### REQUIRED WORK
Would you give the entries below again in full, exactly as they stand?

_ _ _ _ _

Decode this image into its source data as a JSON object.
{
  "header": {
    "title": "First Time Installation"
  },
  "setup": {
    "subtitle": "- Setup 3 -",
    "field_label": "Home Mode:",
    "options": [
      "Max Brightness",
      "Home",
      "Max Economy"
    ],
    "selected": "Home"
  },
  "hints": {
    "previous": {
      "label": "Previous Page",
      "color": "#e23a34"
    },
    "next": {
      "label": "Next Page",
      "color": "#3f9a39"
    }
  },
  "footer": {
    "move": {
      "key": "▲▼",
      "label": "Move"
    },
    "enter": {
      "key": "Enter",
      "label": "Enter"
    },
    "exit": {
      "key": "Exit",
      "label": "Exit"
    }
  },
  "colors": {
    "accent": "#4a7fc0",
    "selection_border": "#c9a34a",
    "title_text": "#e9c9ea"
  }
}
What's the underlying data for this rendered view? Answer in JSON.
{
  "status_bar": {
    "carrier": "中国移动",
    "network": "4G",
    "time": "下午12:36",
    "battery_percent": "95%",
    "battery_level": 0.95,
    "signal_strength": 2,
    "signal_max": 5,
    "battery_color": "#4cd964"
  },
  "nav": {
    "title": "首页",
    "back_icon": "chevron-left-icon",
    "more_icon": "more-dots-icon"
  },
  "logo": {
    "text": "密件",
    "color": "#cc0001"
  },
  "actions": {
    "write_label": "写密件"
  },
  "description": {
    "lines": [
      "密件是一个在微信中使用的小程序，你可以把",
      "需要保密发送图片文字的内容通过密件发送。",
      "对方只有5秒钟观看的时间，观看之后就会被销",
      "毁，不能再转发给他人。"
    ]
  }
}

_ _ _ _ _

### ANSWER TO THE EXERCISE
Decode this image into its source data as a JSON object.
{
  "header": {
    "title": "First Time Installation"
  },
  "setup": {
    "subtitle": "- Setup 3 -",
    "field_label": "Home Mode:",
    "options": [
      "Max Brightness",
      "Home",
      "Max Economy"
    ],
    "selected": "Home"
  },
  "hints": {
    "previous": {
      "label": "Previous Page",
      "color": "#e23a34"
    },
    "next": {
      "label": "Next Page",
      "color": "#3f9a39"
    }
  },
  "footer": {
    "move": {
      "key": "▲▼",
      "label": "Move"
    },
    "enter": {
      "key": "Enter",
      "label": "Enter"
    },
    "exit": {
      "key": "Exit",
      "label": "Exit"
    }
  },
  "colors": {
    "accent": "#4a7fc0",
    "selection_border": "#c9a34a",
    "title_text": "#e9c9ea"
  }
}
What's the underlying data for this rendered view? Answer in JSON.
{
  "status_bar": {
    "carrier": "中国移动",
    "network": "4G",
    "time": "下午12:36",
    "battery_percent": "95%",
    "battery_level": 0.95,
    "signal_strength": 2,
    "signal_max": 5,
    "battery_color": "#4cd964"
  },
  "nav": {
    "title": "首页",
    "back_icon": "chevron-left-icon",
    "more_icon": "more-dots-icon"
  },
  "logo": {
    "text": "密件",
    "color": "#cc0001"
  },
  "actions": {
    "write_label": "写密件"
  },
  "description": {
    "lines": [
      "密件是一个在微信中使用的小程序，你可以把",
      "需要保密发送图片文字的内容通过密件发送。",
      "对方只有5秒钟观看的时间，观看之后就会被销",
      "毁，不能再转发给他人。"
    ]
  }
}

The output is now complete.